The required output is a single number: how many lines of the material contain the string "physical".

Start of Supplied records

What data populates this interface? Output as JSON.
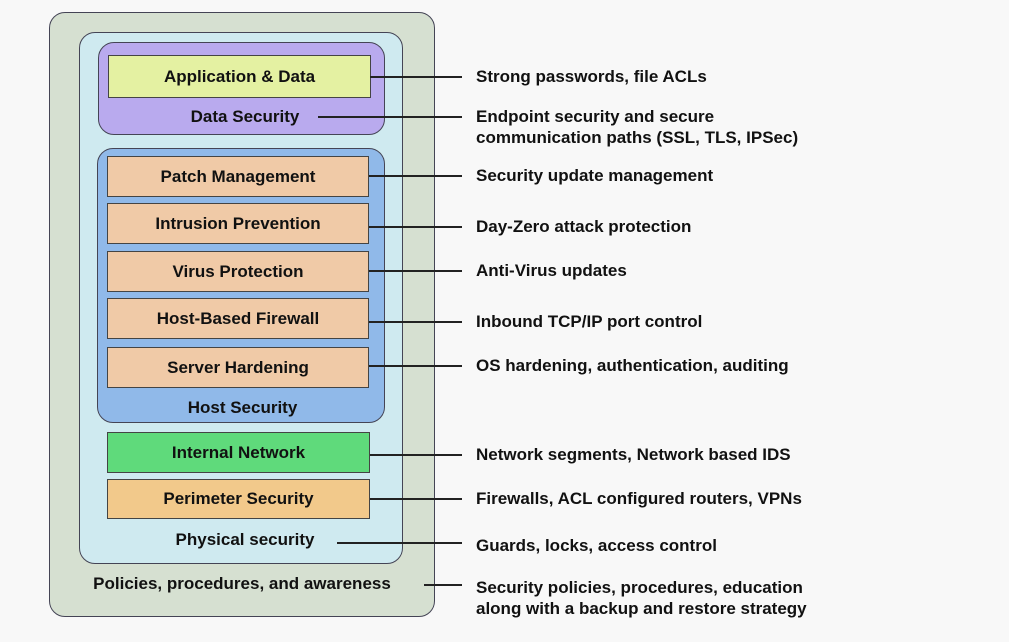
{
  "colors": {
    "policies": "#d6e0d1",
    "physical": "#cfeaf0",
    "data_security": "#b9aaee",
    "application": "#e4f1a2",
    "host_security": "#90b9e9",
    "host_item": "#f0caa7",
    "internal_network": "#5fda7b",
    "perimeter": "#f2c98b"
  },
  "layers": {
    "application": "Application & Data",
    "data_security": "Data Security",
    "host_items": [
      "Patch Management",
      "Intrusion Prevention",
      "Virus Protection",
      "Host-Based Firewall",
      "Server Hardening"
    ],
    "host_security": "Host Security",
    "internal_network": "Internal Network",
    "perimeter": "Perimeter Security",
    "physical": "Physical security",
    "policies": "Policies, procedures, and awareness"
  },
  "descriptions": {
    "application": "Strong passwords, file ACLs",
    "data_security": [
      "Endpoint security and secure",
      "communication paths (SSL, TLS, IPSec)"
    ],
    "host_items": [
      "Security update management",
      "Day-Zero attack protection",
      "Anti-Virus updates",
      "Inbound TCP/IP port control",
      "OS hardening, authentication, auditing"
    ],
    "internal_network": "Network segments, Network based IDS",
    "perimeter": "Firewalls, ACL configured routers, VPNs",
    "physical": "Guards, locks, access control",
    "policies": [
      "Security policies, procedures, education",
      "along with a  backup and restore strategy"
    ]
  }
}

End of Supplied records
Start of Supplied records

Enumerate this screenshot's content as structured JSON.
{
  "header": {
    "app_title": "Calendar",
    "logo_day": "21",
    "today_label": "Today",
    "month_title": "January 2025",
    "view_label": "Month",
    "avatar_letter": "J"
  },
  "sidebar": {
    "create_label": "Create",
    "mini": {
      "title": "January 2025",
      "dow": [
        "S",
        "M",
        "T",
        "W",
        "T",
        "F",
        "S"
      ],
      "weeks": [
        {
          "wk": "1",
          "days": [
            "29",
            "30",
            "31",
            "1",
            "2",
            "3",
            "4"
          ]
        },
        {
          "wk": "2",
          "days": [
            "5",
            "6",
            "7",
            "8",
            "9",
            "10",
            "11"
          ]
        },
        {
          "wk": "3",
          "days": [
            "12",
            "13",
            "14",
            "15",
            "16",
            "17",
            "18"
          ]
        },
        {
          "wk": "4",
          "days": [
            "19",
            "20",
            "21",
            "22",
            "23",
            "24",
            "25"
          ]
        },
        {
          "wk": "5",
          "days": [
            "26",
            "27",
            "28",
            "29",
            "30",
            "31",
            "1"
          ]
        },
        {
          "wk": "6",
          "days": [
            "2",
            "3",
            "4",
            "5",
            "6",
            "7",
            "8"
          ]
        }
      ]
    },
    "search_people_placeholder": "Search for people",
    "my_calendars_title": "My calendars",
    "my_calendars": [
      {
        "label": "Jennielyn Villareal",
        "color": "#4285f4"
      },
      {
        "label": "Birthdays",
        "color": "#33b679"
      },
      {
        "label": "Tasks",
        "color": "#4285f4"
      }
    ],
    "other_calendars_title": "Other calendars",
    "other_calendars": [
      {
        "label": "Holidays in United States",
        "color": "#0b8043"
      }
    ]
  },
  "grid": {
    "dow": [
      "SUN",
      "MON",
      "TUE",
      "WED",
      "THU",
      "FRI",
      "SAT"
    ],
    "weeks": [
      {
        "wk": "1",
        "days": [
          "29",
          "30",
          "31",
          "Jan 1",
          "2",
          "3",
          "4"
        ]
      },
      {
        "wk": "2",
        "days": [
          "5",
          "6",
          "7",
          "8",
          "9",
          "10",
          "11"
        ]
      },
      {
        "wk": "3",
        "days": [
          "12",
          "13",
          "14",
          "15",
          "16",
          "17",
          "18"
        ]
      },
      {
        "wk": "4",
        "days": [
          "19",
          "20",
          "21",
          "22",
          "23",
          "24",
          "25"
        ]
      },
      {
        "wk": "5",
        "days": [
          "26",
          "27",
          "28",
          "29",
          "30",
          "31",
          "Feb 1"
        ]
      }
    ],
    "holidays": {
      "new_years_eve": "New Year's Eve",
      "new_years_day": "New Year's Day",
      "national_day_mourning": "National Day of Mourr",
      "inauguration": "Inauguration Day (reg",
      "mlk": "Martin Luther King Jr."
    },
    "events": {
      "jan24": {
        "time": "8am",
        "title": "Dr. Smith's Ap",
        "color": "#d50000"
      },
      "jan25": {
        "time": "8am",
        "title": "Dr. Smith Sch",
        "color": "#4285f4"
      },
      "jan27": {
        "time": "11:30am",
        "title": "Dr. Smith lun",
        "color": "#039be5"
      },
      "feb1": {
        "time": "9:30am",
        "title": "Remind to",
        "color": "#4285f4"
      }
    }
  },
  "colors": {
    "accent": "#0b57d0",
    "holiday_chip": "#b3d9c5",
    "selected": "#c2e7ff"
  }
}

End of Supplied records

# [Written response]
3